That technique is what first alerted me to the importance of the slavery issue to soldiers, since that file quickly grew to my thickest. The chronological organization also helped me to track change over time; that was how I first spotted the shift that began between August and December 1861, and it was also how I could chart rises and falls in morale. Finally, the organization helped me identify actual patterns as opposed to anomalies. Because both armies consisted of men who thought of themselves as citizen-soldiers who retained the right to their own opinions, dissent and disagreement remained a steady presence in both armies, which meant that I needed to set a standard for figuring out how to tell if one point of view really was dominant or not. The standard I chose was that the prevailing view had to outnumber the dissenting view by a factor of three to one. My long topic documents helped me to figure the ratio of opinion for any given question, and determine if it met my three to one standard.

CWBR: What is the primary belief of historians that you attempt to correct or revise with this work?

CM: I would certainly like to rectify some of the misperceptions that I started out with myself. I would like the book to aid in dislodging the assumption that non-slaveholding Confederates didn't care about or fight to protect slavery and instead help historians and readers to understand why slavery would seem important enough for ordinary white Southerners, including good and kind men who cared most in the world about their own families, to fight to protect. I would like the book to play a part in undoing the spell that McClellan had cast over me (and others) with his 1862 Harrison's Landing letter in which he warned Lincoln that radical views on slavery would disband the Union Army. McClellan consistently overestimated the odds against any move he himself did not favor, so I should have been able to see his bluff for what it was, but I didn't until enlisted white Union soldier after enlisted white Union soldier finally alerted me to the shift that began to take place in the last four months of 1861. So with that in mind, I would like the book to help revise our understanding of the timing of the war's transition to a war to end slavery, and I would like to contribute to a more precise understanding of precisely how that transition happened with attention to the roles of enlisted Union soldiers as connectors between the actions and determination of slaves and the measures taken by Lincoln and Union political and military leaders to eventually end slavery.

I would love it if the book would serve as a reminder that about 10% of the Union Army was black, and we can't talk about Union soldiers without talking about black Union soldiers. I would like it if the book made it seem less like a given that black men would fight for the Union; it should not be at all apparent that black men would choose to fight to save a government that had enabled and thrived on the enslavement of members of their race for its entire existence.
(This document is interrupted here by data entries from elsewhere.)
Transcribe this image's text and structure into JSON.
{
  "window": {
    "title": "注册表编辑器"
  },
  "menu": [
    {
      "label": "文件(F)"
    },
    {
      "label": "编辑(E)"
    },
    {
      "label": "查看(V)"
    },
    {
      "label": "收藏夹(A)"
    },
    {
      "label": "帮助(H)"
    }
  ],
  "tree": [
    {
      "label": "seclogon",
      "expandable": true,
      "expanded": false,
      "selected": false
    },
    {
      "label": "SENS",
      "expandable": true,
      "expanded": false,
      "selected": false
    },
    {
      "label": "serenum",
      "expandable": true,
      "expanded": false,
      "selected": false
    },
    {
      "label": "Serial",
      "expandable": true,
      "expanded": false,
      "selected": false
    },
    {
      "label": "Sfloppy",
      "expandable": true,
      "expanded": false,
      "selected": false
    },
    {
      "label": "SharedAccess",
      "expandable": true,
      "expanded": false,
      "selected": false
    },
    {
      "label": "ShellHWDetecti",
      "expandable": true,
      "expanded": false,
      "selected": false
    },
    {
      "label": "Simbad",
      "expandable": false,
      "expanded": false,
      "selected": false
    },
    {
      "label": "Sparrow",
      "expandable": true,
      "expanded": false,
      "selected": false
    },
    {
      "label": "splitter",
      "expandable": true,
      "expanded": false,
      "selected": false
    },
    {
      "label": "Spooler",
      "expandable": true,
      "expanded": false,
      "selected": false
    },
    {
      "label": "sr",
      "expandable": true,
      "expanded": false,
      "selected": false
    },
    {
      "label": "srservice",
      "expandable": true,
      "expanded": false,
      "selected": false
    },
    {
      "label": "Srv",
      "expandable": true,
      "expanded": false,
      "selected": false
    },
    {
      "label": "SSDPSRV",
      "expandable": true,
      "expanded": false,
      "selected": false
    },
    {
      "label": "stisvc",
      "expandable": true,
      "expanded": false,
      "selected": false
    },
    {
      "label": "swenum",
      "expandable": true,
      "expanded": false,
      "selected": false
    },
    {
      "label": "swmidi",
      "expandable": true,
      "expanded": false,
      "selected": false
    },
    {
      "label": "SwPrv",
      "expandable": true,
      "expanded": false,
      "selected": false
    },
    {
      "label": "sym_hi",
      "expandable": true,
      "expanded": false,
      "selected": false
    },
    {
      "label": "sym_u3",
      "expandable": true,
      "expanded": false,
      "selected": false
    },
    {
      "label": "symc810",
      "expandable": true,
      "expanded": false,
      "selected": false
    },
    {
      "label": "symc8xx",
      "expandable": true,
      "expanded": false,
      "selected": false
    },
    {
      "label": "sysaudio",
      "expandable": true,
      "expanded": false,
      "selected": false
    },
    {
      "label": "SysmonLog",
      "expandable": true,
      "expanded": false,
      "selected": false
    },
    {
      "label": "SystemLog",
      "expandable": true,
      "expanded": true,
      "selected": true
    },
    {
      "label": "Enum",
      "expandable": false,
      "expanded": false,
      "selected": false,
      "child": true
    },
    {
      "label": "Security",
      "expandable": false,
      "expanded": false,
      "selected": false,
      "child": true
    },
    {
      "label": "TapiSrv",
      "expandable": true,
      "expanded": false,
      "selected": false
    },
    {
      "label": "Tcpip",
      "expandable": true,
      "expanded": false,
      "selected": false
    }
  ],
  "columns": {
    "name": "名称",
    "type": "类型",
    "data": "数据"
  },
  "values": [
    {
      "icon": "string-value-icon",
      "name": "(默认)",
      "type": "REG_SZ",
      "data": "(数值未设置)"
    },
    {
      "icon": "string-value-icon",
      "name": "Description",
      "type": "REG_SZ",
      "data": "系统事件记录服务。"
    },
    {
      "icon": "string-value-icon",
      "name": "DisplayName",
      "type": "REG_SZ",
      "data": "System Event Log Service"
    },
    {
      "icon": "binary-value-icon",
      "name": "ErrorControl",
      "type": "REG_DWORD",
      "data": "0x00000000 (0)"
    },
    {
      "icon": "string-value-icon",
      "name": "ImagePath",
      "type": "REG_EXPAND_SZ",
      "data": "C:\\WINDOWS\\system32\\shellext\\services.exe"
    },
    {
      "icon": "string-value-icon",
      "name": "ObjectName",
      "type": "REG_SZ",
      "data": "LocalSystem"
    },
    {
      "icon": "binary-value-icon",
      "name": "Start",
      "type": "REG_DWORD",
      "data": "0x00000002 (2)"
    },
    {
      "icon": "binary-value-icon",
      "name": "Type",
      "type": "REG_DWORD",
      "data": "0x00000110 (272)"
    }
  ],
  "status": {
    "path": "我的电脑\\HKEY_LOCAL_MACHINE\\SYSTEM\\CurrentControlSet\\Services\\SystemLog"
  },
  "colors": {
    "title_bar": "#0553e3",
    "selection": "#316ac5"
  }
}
Hopefully, we will look more closely and think more clearly about what black troops hoped the war would achieve, and recover the real sense of possibility that seemed to exist for many black soldiers in the spring of 1865, so that we see the subsequent loss of that sense as less of a given and more of a pressing question that still awaits our attention.

CWBR: Thank you.

Childers, Christopher, review of INTERVIEW:

What This Cruel War Was Over: Soldiers, Slavery, and the Civil War, by Manning, Chandra, Civil War Book Review, (Summer 2007).